The sound mostly consists of the sound bytes of players communicating with each other, and some explosions. Really, it's not all too impressive, but mainly just serves to support the gameplay. A blaring soundtrack would tend to distract from the strategy and shooting in the game. The sound isn't bad; it's just not a memorable experience. This may be the only moderate aspect of Tribes 2, and for that we are to be thankful.
Gameplay is an interesting array of innovations, which result in an unmatched gaming experience. The basics of movement within the Tribes 2 universe is the same as most first person shooters, with one ed change: the jetpack. You can use the jetpack to fly through the air, albeit for short periods of time, and this adds a very interesting twist to the usual formula of team based play. The use of packs is also an important aspect of play: you can don yourself with repair packs, shield packs, and even deployable turrets. Couple this with mines and grenades, and you have yourself an interesting game. The weapons are also a very good collection of situation-based firepower. Each weapon has its own specific place and time for the most effective use, and knowing which one to choose is half the puzzle in Tribes 2. You can arm yourself with chainguns, mortars, laser rifles, missle launchers, spinfusors, and plasma rifles. There are three levels of armor, and each comes with a tradeoff: the more armor you have, the slower you can move.

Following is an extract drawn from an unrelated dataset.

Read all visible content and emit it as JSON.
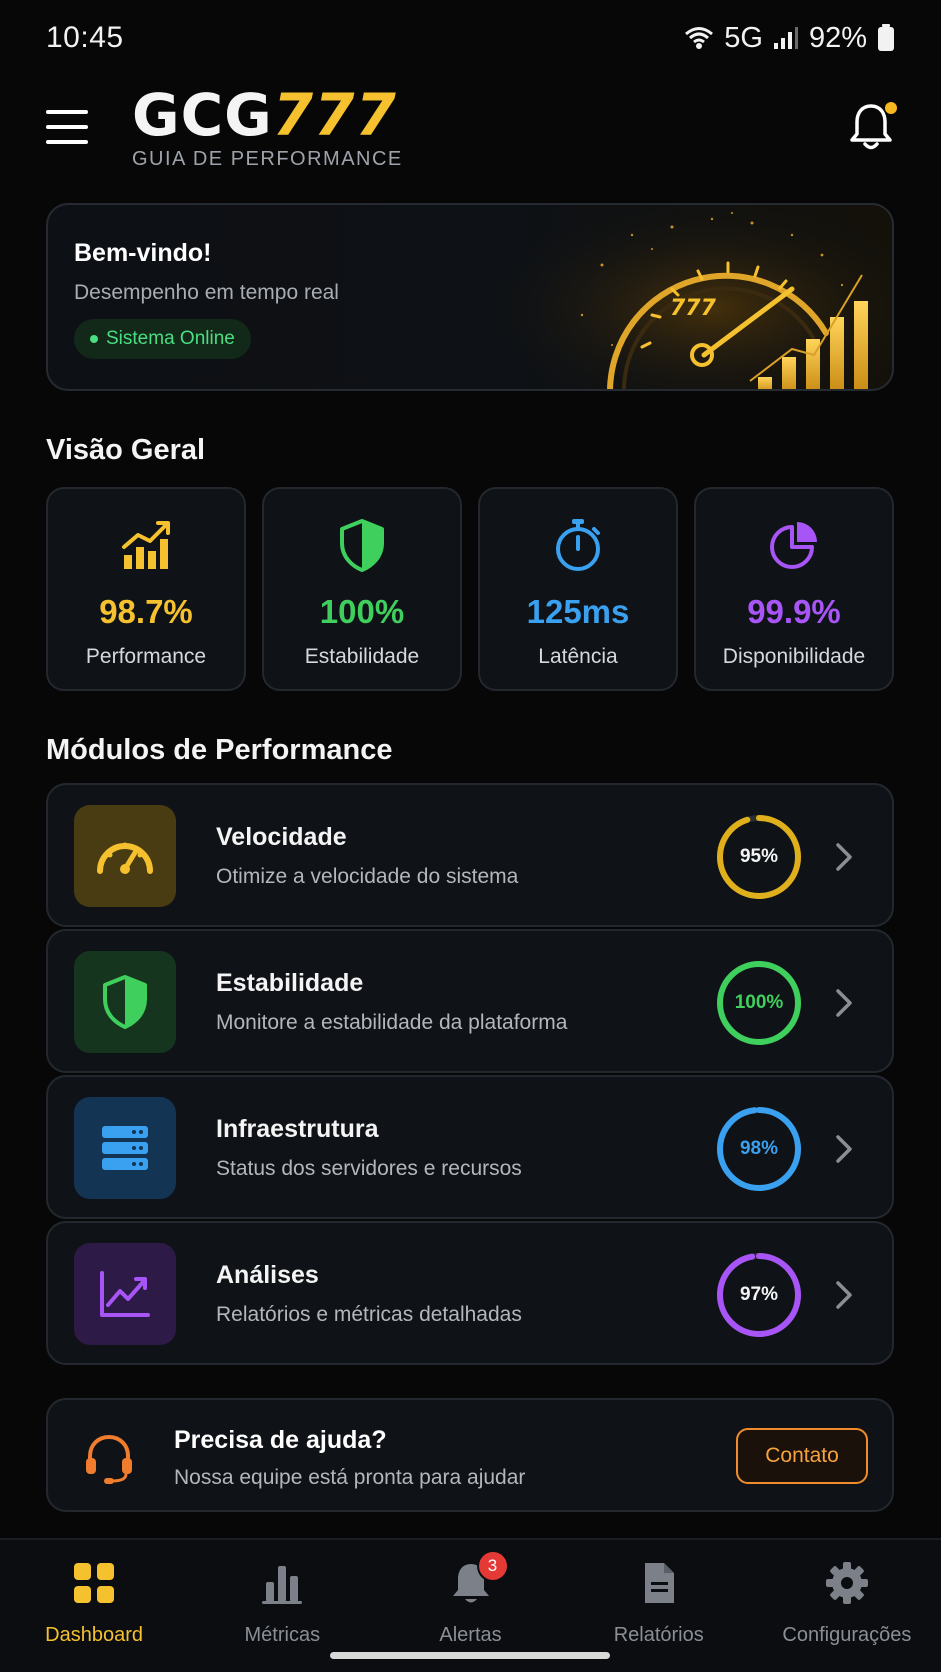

And, only certain levels are armor are allowed to carry certain weapons. This stresses the importance of communication and team play in Tribes 2, as a band of similar fighters will never win a game.
Probably the most recognized aspect of Tribes 2 is the use of vehicles in the game. From one-person cycles to multi-person transports, any need you have as a Tribes 2 player is met through the use of a vehicle. And in some maps, it would take you quite a long time to traverse the terrain without use of vehicles. My personal favorite is the bomber, where you can drops loads of ordinance on the enemy base. Now that is fun for the whole family. To top it all off, a command circuit is available, which provides for an overhead map of all your stations and weapons, and any enemies in range of a motion sensor. These futuristic tones make for quite interesting little contests in the Tribes world, and an overall pleasant encounter.
The graphics in Tribes 2 are just an update of the original Tribes, and they are very good. The far distances in some of the maps are clear, and you really get a sense of the expansiveness of the levels. The models are great, the buildings are wonderful, it's just an overall excellent effort at the graphics. Although you need a slightly hefty system to run the game, it's well worth it, as some of the effects such as explosions and exhaust from the ships are very neat. Overall, the graphics are on par with those found in today's top-end games.
While Tribes 2 is a great game, for owners of the original Starsiege Tribes, it really isn't enough of an upgrade to necessitate purchasing the newer version. But you will anyway. For those of us that didn't experience the meaty goodness of Tribes 1, Tribes 2 is a great game to delve into the online first person shooter community. The combination of the gameplay elements make for an unique experience which honestly is not paralleled in any other game. Tribes 2 continues the tradition of excellence in the series, and is a game which should not be missed.